"On our application, we ask income, but it doesn't matter what your income is, you are treated the same as anybody else," Ager says. "Some grantors we work with want that demographic information, so we ask it, but it doesn't affect whether or not you receive meals."
The application also asks about race and insurance status for the same reason. Age is not a factor, either. "Our youngest client is 5, our oldest client is 102," she says.
Led by executive chef Jon Emanuel, chefs and volunteers prepare the meals in a state-of-the-art kitchen in Denver. Ager has tasted various meals and says they're delicious while still serving the clients' needs.
"If you're dealing with cancer, chemo, radiation, you will likely be on what is called our 'skinny diet' with minimal spices, because that won't taste good with what you're going through," she explains. "I think that's one of the things that really sets Project Angel Heart apart, that focus on 'What can we do to improve the quality of life, but also to support treatment with good nutrition and healthy food?'"
Selections include coconut curry beef for the "regular" diet, baked salmon for the renal/diabetic diet, and tofu shepherd's pie for vegetarians. Free meals are also reserved for dependents and caregivers.
With the fixins

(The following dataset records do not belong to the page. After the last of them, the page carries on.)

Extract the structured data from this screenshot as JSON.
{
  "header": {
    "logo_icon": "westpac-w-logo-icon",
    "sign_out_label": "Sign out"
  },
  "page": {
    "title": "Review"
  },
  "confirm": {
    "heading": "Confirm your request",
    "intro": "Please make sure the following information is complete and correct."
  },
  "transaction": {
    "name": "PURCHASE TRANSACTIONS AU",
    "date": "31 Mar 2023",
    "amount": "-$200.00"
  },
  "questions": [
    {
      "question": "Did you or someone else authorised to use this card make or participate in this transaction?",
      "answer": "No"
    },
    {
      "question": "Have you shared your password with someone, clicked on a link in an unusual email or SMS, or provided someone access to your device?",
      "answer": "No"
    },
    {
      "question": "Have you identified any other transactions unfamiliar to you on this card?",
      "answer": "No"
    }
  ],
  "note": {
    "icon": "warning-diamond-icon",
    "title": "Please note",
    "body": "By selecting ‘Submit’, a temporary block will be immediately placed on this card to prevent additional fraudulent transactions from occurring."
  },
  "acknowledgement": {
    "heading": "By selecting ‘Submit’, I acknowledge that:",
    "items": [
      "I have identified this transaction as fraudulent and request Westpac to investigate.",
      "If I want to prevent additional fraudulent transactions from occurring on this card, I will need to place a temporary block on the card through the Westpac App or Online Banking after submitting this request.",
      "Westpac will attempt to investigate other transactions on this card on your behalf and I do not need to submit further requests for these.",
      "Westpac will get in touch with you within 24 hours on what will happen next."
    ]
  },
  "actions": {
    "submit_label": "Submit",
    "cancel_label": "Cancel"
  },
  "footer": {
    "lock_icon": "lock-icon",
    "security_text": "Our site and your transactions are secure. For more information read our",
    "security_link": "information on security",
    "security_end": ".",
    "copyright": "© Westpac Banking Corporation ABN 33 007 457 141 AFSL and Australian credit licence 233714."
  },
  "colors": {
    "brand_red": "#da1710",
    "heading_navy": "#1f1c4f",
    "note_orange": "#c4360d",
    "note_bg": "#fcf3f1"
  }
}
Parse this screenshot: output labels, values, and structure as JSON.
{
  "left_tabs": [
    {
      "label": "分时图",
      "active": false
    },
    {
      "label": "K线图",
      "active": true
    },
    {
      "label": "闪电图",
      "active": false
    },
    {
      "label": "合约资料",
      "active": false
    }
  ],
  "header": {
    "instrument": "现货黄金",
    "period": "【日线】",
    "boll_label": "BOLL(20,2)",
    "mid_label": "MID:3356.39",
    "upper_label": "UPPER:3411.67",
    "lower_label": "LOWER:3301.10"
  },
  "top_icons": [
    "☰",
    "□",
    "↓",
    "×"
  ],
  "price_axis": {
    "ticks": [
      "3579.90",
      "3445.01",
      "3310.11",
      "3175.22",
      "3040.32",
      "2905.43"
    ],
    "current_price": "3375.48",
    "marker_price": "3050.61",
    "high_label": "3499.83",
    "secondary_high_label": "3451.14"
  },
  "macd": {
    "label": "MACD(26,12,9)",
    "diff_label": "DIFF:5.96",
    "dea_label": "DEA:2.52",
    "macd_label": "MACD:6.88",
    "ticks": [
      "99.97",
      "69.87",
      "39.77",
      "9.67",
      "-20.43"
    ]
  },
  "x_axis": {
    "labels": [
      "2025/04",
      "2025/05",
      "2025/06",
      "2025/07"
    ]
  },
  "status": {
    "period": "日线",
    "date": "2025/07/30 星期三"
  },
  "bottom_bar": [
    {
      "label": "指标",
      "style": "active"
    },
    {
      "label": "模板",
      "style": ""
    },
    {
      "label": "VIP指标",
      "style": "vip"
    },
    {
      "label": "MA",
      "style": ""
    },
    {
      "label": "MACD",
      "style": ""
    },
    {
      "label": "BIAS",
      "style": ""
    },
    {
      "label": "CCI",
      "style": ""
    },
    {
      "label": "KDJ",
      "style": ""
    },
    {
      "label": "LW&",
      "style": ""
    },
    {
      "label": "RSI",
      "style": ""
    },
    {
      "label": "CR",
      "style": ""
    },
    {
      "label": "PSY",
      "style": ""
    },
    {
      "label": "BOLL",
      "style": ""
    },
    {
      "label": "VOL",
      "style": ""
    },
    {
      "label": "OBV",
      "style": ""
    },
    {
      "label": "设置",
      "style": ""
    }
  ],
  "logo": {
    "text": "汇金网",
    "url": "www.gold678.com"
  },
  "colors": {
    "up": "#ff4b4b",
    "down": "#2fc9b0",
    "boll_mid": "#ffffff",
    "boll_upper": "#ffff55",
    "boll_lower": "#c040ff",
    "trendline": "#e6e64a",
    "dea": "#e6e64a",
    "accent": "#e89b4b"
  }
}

The meals are put into plastic trays, then shrink-wrapped and flash-frozen. Every Thursday, five two-serving entrées (they also do their best to include "sides of soup, bread, and a small dessert or two") are packed in bags labeled with each client's name and dietary needs. On Fridays, Colorado Springs meals are trucked to Care and Share's facility near Constitution Avenue and North Powers Boulevard, where they're kept cold until Ager and a few volunteers arrive Saturday morning. Half the meals are taken to a downtown church, where eight volunteers pick them up for delivery to eight to 12 clients each; another eight drivers pick up their payloads at Care and Share.
When Ager goes out on deliveries, she receives immediate payback.
"I love to see the smiles on clients' faces when we hand them a bag filled with things to eat. Just imagine not feeling well and probably, [if] left to your own devices, you would be tired enough, sick enough that you might not even venture into the kitchen to cook. And if all you have to do is microwave it, then it's a whole lot easier. We like to say, 'a meal with heart gives hope.'"
Some of that heart comes from the groups and individuals who decorate the bags and make cards for clients' birthdays.
"It's really fun as we start to pull the trays out of the freezer each Saturday morning and see the bags," Ager says. "Some clients recycle them back the next week when we deliver to them. But there are others who actually thumbtack them up on the wall because they're beautiful. And we have clients who decorate bags for others, paying it forward."
PAH depends on donors and grants for every morsel it gives away. According to Ager, $25 pays for five meals, including the containers.
Her wish list is topped by a commercial chest freezer, in good condition, so she can keep meals at the office for pickup by clients or relatives/caregivers who weren't available on a Saturday.
"I know that we are providing a service that is really critical in this community," she says. "We never want it to be a choice for people: 'I can afford medicine this week or I can afford food this week.' We want to take that off the table."